= Beginning of Section =

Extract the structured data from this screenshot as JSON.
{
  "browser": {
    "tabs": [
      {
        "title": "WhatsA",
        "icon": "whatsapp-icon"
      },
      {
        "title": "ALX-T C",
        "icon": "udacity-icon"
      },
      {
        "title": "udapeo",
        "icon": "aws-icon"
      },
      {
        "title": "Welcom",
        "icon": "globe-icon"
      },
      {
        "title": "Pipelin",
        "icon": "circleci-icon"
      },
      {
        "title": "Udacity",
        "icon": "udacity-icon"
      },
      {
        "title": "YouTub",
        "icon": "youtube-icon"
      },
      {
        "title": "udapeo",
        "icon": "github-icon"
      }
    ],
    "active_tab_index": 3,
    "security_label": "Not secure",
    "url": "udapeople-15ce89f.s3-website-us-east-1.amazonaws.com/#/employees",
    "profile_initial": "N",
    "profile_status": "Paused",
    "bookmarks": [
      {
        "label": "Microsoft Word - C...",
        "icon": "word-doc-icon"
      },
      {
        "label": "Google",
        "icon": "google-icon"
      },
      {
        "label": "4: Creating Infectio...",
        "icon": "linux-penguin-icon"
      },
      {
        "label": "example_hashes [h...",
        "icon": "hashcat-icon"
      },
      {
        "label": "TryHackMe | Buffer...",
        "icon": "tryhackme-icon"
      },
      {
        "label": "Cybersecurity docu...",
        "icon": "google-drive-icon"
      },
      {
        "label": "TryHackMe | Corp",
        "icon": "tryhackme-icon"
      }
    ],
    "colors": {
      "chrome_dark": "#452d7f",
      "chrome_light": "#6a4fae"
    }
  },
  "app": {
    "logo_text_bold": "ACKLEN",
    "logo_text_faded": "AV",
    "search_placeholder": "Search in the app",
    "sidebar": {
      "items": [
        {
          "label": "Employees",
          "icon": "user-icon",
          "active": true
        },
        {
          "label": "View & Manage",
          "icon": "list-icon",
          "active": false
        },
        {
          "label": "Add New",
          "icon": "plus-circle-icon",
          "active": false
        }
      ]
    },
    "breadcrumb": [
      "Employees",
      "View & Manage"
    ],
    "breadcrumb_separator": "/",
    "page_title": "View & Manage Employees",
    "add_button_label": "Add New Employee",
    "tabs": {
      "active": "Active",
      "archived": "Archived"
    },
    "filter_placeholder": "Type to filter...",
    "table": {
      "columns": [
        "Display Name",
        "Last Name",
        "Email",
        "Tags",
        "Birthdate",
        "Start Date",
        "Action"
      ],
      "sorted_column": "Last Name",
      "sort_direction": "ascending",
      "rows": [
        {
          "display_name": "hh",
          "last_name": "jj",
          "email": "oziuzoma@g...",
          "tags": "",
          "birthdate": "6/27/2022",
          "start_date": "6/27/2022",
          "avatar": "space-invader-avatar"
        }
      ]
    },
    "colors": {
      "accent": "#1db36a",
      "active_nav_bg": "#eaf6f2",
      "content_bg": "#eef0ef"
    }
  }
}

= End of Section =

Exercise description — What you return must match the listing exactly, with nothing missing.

Output for this exercise —
Extract the structured data from this screenshot as JSON.
{
  "browser": {
    "tabs": [
      {
        "title": "WhatsA",
        "icon": "whatsapp-icon"
      },
      {
        "title": "ALX-T C",
        "icon": "udacity-icon"
      },
      {
        "title": "udapeo",
        "icon": "aws-icon"
      },
      {
        "title": "Welcom",
        "icon": "globe-icon"
      },
      {
        "title": "Pipelin",
        "icon": "circleci-icon"
      },
      {
        "title": "Udacity",
        "icon": "udacity-icon"
      },
      {
        "title": "YouTub",
        "icon": "youtube-icon"
      },
      {
        "title": "udapeo",
        "icon": "github-icon"
      }
    ],
    "active_tab_index": 3,
    "security_label": "Not secure",
    "url": "udapeople-15ce89f.s3-website-us-east-1.amazonaws.com/#/employees",
    "profile_initial": "N",
    "profile_status": "Paused",
    "bookmarks": [
      {
        "label": "Microsoft Word - C...",
        "icon": "word-doc-icon"
      },
      {
        "label": "Google",
        "icon": "google-icon"
      },
      {
        "label": "4: Creating Infectio...",
        "icon": "linux-penguin-icon"
      },
      {
        "label": "example_hashes [h...",
        "icon": "hashcat-icon"
      },
      {
        "label": "TryHackMe | Buffer...",
        "icon": "tryhackme-icon"
      },
      {
        "label": "Cybersecurity docu...",
        "icon": "google-drive-icon"
      },
      {
        "label": "TryHackMe | Corp",
        "icon": "tryhackme-icon"
      }
    ],
    "colors": {
      "chrome_dark": "#452d7f",
      "chrome_light": "#6a4fae"
    }
  },
  "app": {
    "logo_text_bold": "ACKLEN",
    "logo_text_faded": "AV",
    "search_placeholder": "Search in the app",
    "sidebar": {
      "items": [
        {
          "label": "Employees",
          "icon": "user-icon",
          "active": true
        },
        {
          "label": "View & Manage",
          "icon": "list-icon",
          "active": false
        },
        {
          "label": "Add New",
          "icon": "plus-circle-icon",
          "active": false
        }
      ]
    },
    "breadcrumb": [
      "Employees",
      "View & Manage"
    ],
    "breadcrumb_separator": "/",
    "page_title": "View & Manage Employees",
    "add_button_label": "Add New Employee",
    "tabs": {
      "active": "Active",
      "archived": "Archived"
    },
    "filter_placeholder": "Type to filter...",
    "table": {
      "columns": [
        "Display Name",
        "Last Name",
        "Email",
        "Tags",
        "Birthdate",
        "Start Date",
        "Action"
      ],
      "sorted_column": "Last Name",
      "sort_direction": "ascending",
      "rows": [
        {
          "display_name": "hh",
          "last_name": "jj",
          "email": "oziuzoma@g...",
          "tags": "",
          "birthdate": "6/27/2022",
          "start_date": "6/27/2022",
          "avatar": "space-invader-avatar"
        }
      ]
    },
    "colors": {
      "accent": "#1db36a",
      "active_nav_bg": "#eaf6f2",
      "content_bg": "#eef0ef"
    }
  }
}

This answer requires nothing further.